Without ado, a gift from me to you. Bert
Lovely feathers with a tissue paper guide.
- Iron a centre line through the middle of your quilt/panel before you pin anything on.
- Mark the alignment/centre lines on both your stencils and your quilt
- Use sticky tape and pins to hold tissue stencils in place
- Trace onto the tissue paper with a pencil dark enough, and thick enough to see to follow the lines.
- Check the tension in your sewing machine before you start to make sure you get beautiful sewing lines on the final product.
- Work from the centre of the design outwards – you end up with nice curves this way.
- Keep the quilt taut as you sew the feathers – if it’s too loose you’ll end up with puckers or at least ‘hourglassing’ of the quilt (ie the quilting resulting in a wobbly edge due to it ‘sucking in’ more of the fabric)
- Try tone on tone thread and fabric to practice with – it still looks great even if your feathers are a bit higgledy-piggledy.
- Match your feathers to the one you sew, rather than the one you drew.
- Tidy up by using some tweezers to get the very fine pieces of tissue out where the stitches are close together
- A bit of research – I love Judy Allen’s book The Art of Feather Quilting, and there’s loads of videos on You Tube and designs for free or to buy on the internet.
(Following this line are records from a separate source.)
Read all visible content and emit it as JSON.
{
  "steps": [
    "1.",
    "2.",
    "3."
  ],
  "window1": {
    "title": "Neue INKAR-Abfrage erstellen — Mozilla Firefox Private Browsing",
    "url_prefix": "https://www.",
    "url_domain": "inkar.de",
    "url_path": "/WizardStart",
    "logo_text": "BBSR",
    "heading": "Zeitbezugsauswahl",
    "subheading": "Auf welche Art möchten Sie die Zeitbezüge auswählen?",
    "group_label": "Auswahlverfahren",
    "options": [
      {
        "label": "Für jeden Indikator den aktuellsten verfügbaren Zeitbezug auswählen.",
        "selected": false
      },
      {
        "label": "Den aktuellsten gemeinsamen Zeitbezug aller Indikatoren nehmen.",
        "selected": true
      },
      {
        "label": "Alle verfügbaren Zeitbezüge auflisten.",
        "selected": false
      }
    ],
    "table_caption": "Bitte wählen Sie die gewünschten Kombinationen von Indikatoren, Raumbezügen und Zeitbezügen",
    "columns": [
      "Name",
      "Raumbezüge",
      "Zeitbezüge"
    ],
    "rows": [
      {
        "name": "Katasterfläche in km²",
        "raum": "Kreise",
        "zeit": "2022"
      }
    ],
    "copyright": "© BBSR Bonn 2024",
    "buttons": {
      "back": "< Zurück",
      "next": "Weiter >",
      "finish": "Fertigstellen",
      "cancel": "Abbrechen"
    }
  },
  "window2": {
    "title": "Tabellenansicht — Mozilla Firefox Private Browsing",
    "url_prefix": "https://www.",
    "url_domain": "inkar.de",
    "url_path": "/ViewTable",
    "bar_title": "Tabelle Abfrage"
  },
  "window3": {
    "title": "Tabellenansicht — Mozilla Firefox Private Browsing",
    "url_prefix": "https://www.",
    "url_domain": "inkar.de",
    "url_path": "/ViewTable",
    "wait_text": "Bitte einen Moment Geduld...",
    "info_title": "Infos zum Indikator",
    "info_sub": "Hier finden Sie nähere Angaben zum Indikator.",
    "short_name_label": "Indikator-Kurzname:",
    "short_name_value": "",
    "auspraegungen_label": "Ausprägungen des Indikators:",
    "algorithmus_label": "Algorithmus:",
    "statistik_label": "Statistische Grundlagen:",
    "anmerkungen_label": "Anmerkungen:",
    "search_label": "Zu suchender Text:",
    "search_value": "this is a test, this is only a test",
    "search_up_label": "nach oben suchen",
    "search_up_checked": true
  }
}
Try searching for ‘bertcollections’ on Pinterest and you’ll find my Free Motion Quilting Board if you are looking for some inspiration.
- Use a soft (B) pencil to trace your stencil – it smudges on the paper, on you, on your thread and your fabric.
- Work from the outside edge of the design when stitching the feathers – it is much harder to see, ends up with more mistakes/straight lines/corners.
- Lean on the table or your quilting frame/machine – it puts straight lines and angles in your lovely curvy feathers.
- Panic – If your stitching goes off the lines, just make sure that when you stitch the feathers near by that they match the size and shape of the others around them – the stencil will be gone later and no-one will know about it.
- Expect it to be perfect the first time – this is a skill to practice and enjoy so remember it is fun and don’t stress about it. You’ll be surprised how much better it looks when the paper stencil is removed after you’ve stitched the design.